Singapore's domestic workforce, comprising more than 220,000 mostly migrant women, is known by some as the "silent army." They live and work in as many as one in six Singaporean homes. They care for children and the elderly, cook, clean, shop, and pay bills. They essentially run the household.

HOME Shelter for Foreign Domestic Workers in Singapore. | April 22, 2015 | (Tom White)

These women come from neighboring Southeast Asian countries in search of a better life only to find themselves frequently underpaid and overworked. As the country increasingly relies on this workforce, it struggles to provide them adequate rights or recourse.

British photographer Tom White, who has lived and worked in Singapore for the past five years, has spent a lot of time with foreign domestic workers who seek help and support from a local NGO called the Humanitarian Organization for Migration Economics (HOME). "While many develop good working relationships with their employers, abuse of domestic workers is not uncommon," White said in an interview, "and ranges from the extremes of physical, verbal, and sexual assault to punitive action for perceived wrongs, violation of contracted rights, and withheld pay."

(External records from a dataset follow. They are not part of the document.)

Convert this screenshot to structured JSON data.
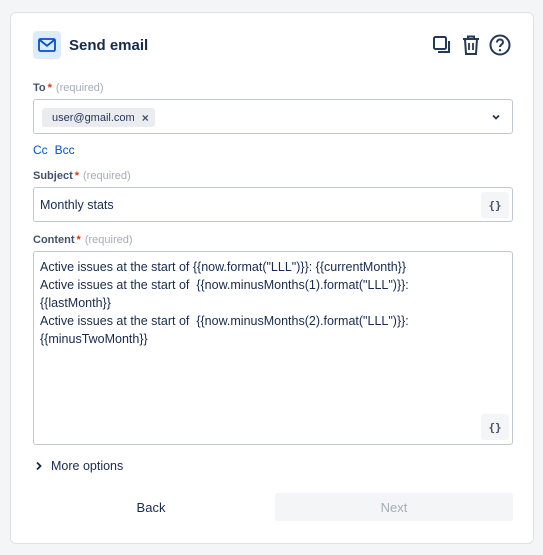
{
  "header": {
    "title": "Send email",
    "icons": [
      "mail-icon",
      "duplicate-icon",
      "delete-icon",
      "help-icon"
    ],
    "accent": "#0052cc"
  },
  "to": {
    "label": "To",
    "required_mark": "*",
    "required_text": "(required)",
    "recipients": [
      "user@gmail.com"
    ],
    "remove_glyph": "×"
  },
  "cc": {
    "cc_label": "Cc",
    "bcc_label": "Bcc"
  },
  "subject": {
    "label": "Subject",
    "required_mark": "*",
    "required_text": "(required)",
    "value": "Monthly stats",
    "variables_button": "{}"
  },
  "content": {
    "label": "Content",
    "required_mark": "*",
    "required_text": "(required)",
    "value": "Active issues at the start of {{now.format(\"LLL\")}}: {{currentMonth}}\nActive issues at the start of  {{now.minusMonths(1).format(\"LLL\")}}:\n{{lastMonth}}\nActive issues at the start of  {{now.minusMonths(2).format(\"LLL\")}}:\n{{minusTwoMonth}}",
    "variables_button": "{}"
  },
  "more_options": {
    "label": "More options"
  },
  "footer": {
    "back_label": "Back",
    "next_label": "Next",
    "next_disabled": true
  }
}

HOME Shelter for Foreign Domestic Workers in Singapore. | March 20, 2015 | (Tom White)

HOME Shelter for Foreign Domestic Workers in Singapore. | March 20, 2015 | (Tom White)

HOME offers these women a place to stay while the country's Ministry of Manpower investigates their cases, which can often be drawn out for months and even years. In 2014 alone, HOME reportedly helped more 750 domestic workers report cases of various abuses to the authorities.

Day by day, the shelter is home to about 50 to 60 women seeking refuge. "The shelter itself is run like a self-governing commune — everyone cooks, everyone cleans, everyone respects each other's faith," White said.

"Many women find the companionship, the support, and the joys that have been denied them in their roles as domestic caregivers. They support each other, they form friendships and bonds, they lift each other's spirits."

HOME Shelter for Foreign Domestic Workers in Singapore. | March 20, 2015 | (Tom White)

While some women preferred not to discuss their cases with White, there was always someone willing to share an often harrowing story.

In one case, an Indonesian woman named Nina, following a dispute with her employer, was housed with her agent, who was reportedly unhappy with Nina for ending her contract. Nina claims she was locked in the house for three days when, panicked, she opened a window to call for help or escape, but instead fell from the third floor, breaking her left elbow, right arm and wrist, and right leg.

After being discharged from the hospital, Nina came to HOME. "She was in obvious distress, but you could see how important the care given by the other residents was to her, both physically and mentally," White said.

While volunteer medical staff visit Nina Duwi Koriah, she is cared for by other HOME residents, including fellow Indonesian Sri Wulan. | HOME Shelter for Foreign Domestic Workers in Singapore. | April 26, 2016 | (Tom White)

HOME Shelter for Foreign Domestic Workers in Singapore. | April 17, 2015 | (Tom White)

"The stories of domestic workers are also stories about migration, economics, family, finance, struggle, friendship, and politics," White said.

"Again and again I hear from domestic workers that they just want to do their job, earn some money, and be treated with dignity and respect. This, I think, is something we can all relate to."

HOME Shelter for Foreign Domestic Workers in Singapore. | March 20, 2015 | (Tom White)

HOME Shelter for Foreign Domestic Workers in Singapore. | March 20, 2015 | (Tom White)

**To see more on this series or any of Tom White's photography, you can check out his website or follow him on Twitter and Tumblr.**

Editor's note: This article as been slightly changed since it was originally published.